WHAT THE EXERCISE ASKS: Your job is to retype all of the data word for word, leaving every image out.

DATA EXTRACT:
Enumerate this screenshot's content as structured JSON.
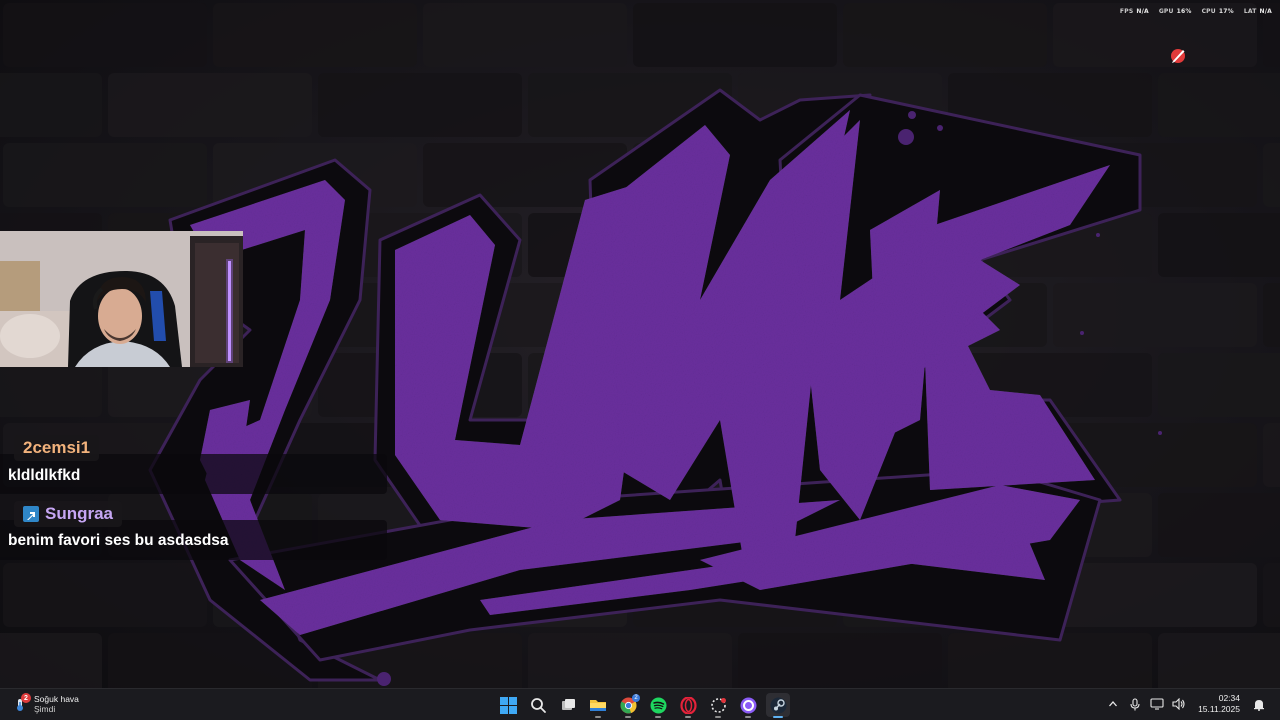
{
  "perf_overlay": {
    "fps_label": "FPS",
    "fps_value": "N/A",
    "gpu_label": "GPU",
    "gpu_value": "16%",
    "cpu_label": "CPU",
    "cpu_value": "17%",
    "lat_label": "LAT",
    "lat_value": "N/A"
  },
  "wallpaper": {
    "logo_text": "JUNKIE",
    "logo_color": "#6a2f9e"
  },
  "chat": {
    "messages": [
      {
        "username": "2cemsi1",
        "username_color": "#f2b27c",
        "text": "kldldlkfkd",
        "badge": null
      },
      {
        "username": "Sungraa",
        "username_color": "#c6a6f3",
        "text": "benim favori ses bu asdasdsa",
        "badge": "blue-badge-icon"
      }
    ]
  },
  "taskbar": {
    "weather": {
      "title": "Soğuk hava",
      "subtitle": "Şimdi",
      "notification_count": "2"
    },
    "apps": [
      {
        "name": "start",
        "icon": "windows-logo-icon"
      },
      {
        "name": "search",
        "icon": "search-icon"
      },
      {
        "name": "task-view",
        "icon": "task-view-icon"
      },
      {
        "name": "file-explorer",
        "icon": "folder-icon"
      },
      {
        "name": "chrome",
        "icon": "chrome-icon",
        "badge": "2"
      },
      {
        "name": "spotify",
        "icon": "spotify-icon"
      },
      {
        "name": "opera-gx",
        "icon": "opera-icon"
      },
      {
        "name": "app-dotted",
        "icon": "dotted-circle-icon"
      },
      {
        "name": "app-purple",
        "icon": "purple-ring-icon"
      },
      {
        "name": "steam",
        "icon": "steam-icon"
      }
    ],
    "clock": {
      "time": "02:34",
      "date": "15.11.2025"
    }
  }
}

TASK RESPONSE:
Enumerate this screenshot's content as structured JSON.
{
  "perf_overlay": {
    "fps_label": "FPS",
    "fps_value": "N/A",
    "gpu_label": "GPU",
    "gpu_value": "16%",
    "cpu_label": "CPU",
    "cpu_value": "17%",
    "lat_label": "LAT",
    "lat_value": "N/A"
  },
  "wallpaper": {
    "logo_text": "JUNKIE",
    "logo_color": "#6a2f9e"
  },
  "chat": {
    "messages": [
      {
        "username": "2cemsi1",
        "username_color": "#f2b27c",
        "text": "kldldlkfkd",
        "badge": null
      },
      {
        "username": "Sungraa",
        "username_color": "#c6a6f3",
        "text": "benim favori ses bu asdasdsa",
        "badge": "blue-badge-icon"
      }
    ]
  },
  "taskbar": {
    "weather": {
      "title": "Soğuk hava",
      "subtitle": "Şimdi",
      "notification_count": "2"
    },
    "apps": [
      {
        "name": "start",
        "icon": "windows-logo-icon"
      },
      {
        "name": "search",
        "icon": "search-icon"
      },
      {
        "name": "task-view",
        "icon": "task-view-icon"
      },
      {
        "name": "file-explorer",
        "icon": "folder-icon"
      },
      {
        "name": "chrome",
        "icon": "chrome-icon",
        "badge": "2"
      },
      {
        "name": "spotify",
        "icon": "spotify-icon"
      },
      {
        "name": "opera-gx",
        "icon": "opera-icon"
      },
      {
        "name": "app-dotted",
        "icon": "dotted-circle-icon"
      },
      {
        "name": "app-purple",
        "icon": "purple-ring-icon"
      },
      {
        "name": "steam",
        "icon": "steam-icon"
      }
    ],
    "clock": {
      "time": "02:34",
      "date": "15.11.2025"
    }
  }
}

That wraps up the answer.